“We did this before it was a business model,” Cavallaro, 57, told MMA Fighting.
Rosenblatt’s longtime training partner, Cavallaro was educated in matchmaking by the boxer’s manager. He began his MMA career as a cutman, flying to Las Vegas at White’s invitation to work fights after the UFC was bought by Zuffa LLC.
“I found out [the business] through Dana, being close to the battles,” he said.
Cavallaro recalls stepping into the Octagon with client Marcus Davis at UFC 72 in Belfast. When Davis’ song “Jump Around” was played through the speakers, the entire arena shook and the crowd went wild.
Cavallaro turned the WCF into a reliable regional player as the sport’s popularity skyrocketed. But a walk in real estate turned into a full-time career that took him away from the sport. Like everyone else, the pandemic delayed his return to normal. When prices went awry, he turned his attention away from real estate. White put him in touch with the UFC Fight Pass team when he was finally able to plan the show.
A lot has changed since he left the business, Cavallaro admits. First, everyone is older. The fighters he relied on are 10 years older and don’t fight anymore. The production talent has also changed.

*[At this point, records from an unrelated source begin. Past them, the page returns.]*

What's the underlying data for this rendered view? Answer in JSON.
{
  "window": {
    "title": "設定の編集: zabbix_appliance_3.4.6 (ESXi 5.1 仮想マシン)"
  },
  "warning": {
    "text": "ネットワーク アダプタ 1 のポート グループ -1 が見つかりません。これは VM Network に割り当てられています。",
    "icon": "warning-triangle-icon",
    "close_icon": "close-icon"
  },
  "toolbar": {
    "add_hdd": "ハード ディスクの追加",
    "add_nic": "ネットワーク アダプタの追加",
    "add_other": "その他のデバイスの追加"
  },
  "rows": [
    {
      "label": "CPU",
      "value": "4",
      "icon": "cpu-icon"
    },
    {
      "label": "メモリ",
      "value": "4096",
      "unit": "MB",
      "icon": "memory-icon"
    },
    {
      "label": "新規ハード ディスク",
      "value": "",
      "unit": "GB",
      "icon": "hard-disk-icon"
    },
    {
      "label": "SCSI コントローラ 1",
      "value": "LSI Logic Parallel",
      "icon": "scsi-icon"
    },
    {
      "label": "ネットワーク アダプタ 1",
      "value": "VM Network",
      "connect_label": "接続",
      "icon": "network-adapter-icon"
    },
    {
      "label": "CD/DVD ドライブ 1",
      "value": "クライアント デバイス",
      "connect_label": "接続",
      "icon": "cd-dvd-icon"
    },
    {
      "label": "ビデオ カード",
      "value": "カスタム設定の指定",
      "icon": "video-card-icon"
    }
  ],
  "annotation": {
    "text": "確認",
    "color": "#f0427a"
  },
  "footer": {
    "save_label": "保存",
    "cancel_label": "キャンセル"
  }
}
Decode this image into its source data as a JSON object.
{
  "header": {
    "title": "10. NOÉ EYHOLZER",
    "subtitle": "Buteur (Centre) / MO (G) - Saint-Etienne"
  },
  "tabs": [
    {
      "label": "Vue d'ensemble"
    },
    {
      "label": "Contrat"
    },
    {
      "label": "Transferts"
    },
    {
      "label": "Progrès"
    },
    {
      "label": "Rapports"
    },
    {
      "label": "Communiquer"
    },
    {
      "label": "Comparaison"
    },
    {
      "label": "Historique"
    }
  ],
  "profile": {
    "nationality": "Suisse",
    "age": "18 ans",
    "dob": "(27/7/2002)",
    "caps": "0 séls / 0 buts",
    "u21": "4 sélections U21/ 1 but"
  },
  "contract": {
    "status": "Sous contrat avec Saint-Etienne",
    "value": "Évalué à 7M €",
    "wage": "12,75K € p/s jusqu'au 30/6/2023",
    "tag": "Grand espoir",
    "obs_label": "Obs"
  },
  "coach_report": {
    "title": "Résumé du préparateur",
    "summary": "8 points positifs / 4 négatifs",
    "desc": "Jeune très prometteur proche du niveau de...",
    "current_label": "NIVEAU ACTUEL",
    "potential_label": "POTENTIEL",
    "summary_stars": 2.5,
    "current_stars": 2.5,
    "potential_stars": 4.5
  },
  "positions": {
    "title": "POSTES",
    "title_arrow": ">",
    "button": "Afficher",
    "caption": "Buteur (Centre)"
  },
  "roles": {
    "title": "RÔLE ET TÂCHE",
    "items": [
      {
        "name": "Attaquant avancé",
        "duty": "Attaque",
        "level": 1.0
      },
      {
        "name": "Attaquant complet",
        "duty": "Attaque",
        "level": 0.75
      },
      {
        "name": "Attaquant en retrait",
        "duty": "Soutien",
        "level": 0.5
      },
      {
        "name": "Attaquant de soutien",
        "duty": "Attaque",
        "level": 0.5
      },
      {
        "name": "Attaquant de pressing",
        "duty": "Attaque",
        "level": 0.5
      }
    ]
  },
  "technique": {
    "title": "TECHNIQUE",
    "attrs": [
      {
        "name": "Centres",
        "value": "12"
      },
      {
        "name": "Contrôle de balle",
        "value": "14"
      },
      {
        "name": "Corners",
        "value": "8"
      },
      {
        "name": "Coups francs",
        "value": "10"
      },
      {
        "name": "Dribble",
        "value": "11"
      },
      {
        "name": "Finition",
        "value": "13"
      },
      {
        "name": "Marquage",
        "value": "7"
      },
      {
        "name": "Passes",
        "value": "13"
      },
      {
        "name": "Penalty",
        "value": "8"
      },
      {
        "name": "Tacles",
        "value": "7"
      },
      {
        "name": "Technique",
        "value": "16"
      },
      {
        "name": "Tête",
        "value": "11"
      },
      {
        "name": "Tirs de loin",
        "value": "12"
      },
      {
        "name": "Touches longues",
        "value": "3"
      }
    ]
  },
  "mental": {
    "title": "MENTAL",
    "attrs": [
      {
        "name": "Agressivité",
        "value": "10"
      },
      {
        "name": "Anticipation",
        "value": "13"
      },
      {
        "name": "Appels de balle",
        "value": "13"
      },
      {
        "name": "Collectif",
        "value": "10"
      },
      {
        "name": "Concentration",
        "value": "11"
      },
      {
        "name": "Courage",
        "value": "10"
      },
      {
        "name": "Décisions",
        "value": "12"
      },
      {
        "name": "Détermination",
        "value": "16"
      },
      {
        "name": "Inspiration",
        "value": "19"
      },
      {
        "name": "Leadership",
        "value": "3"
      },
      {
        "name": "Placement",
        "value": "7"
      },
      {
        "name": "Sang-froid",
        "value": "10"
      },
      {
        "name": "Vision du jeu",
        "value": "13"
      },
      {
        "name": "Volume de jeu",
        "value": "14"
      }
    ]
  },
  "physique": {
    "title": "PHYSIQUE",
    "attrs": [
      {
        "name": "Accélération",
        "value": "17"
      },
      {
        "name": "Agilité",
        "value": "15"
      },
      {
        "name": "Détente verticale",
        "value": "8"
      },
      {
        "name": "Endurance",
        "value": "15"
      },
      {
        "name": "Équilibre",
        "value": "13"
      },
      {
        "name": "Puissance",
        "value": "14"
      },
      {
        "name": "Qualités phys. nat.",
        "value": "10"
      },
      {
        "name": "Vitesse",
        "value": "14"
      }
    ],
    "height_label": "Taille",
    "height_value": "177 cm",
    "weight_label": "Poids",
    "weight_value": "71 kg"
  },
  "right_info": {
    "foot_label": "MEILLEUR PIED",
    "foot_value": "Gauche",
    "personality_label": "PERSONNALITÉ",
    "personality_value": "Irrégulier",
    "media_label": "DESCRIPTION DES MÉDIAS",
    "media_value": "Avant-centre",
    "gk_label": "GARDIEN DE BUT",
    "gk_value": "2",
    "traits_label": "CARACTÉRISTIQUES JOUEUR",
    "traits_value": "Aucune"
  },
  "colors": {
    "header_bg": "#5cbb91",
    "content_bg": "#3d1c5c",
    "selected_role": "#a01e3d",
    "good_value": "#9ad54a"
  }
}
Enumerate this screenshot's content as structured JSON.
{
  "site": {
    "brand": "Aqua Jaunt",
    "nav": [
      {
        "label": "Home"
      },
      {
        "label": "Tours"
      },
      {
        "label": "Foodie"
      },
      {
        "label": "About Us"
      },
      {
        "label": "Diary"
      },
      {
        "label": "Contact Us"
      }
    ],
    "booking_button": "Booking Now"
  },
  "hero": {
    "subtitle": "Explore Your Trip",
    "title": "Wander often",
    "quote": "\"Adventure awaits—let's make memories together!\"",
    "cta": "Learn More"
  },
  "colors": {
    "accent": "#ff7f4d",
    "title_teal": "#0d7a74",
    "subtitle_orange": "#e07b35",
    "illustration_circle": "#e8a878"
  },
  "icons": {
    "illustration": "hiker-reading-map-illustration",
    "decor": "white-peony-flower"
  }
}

“Our ring card girls were 22 years old,” he said. “Now they’re 30 with kids.”
He then has a streaming contract that brings him to the worldwide platform. He had to re-shoot his entire commercial because his library was filmed in the ring and not in the cage. Regional fighters could no longer be his only talent pool. To attract big numbers, he needed to diversify — a tough task, he says, when everyone is looking to make their career in the UFC.
“I think it’s harder to get guys to fight hard fights,” he said. “Everyone thinks they will get into the Contender Series and that will be their route. So they don’t necessarily take tough fights. They just want to get to 6-0 and then they think they’ll get a chance to go to the UFC. And in many cases, that is exactly what happens. The guys come, but they are not ready.”
Cavallaro said he and longtime matchmaker Rick Caldwell did their best to fold the cards. His co-headliner, Salaiman Ahmadyar, is a 7-2 up-and-comer dubbed “Thug Killer”. Ahmadyar has a large scar on his throat, which indicates a surgical scar from a tumor that doctors removed from his jaw; the tumor was discovered when he hit his nose with his knee in a fight and was sent to the hospital. His opponent, Tim Caron, is a Bellator and Contender Series veteran. Keith Florian, brother Ultimate Fighter 1 Finalist Kenny Florian dispatched jiu-jitsu black belt Sanada Armuti, who strangled Contender Series rookie Billy Goff in amateur competition. Fabio Alano, another main card fighter, is a three-time jiu-jitsu world champion who made his MMA debut.
None of the names are common knowledge, but it’s a start that Cavallaro hopes will open the door. Despite the difficulties, he said that he was lucky that he discovered his passion for MMA and was able to return to it.
Also useful when you have one of the most prominent figures in the sport on speed dial.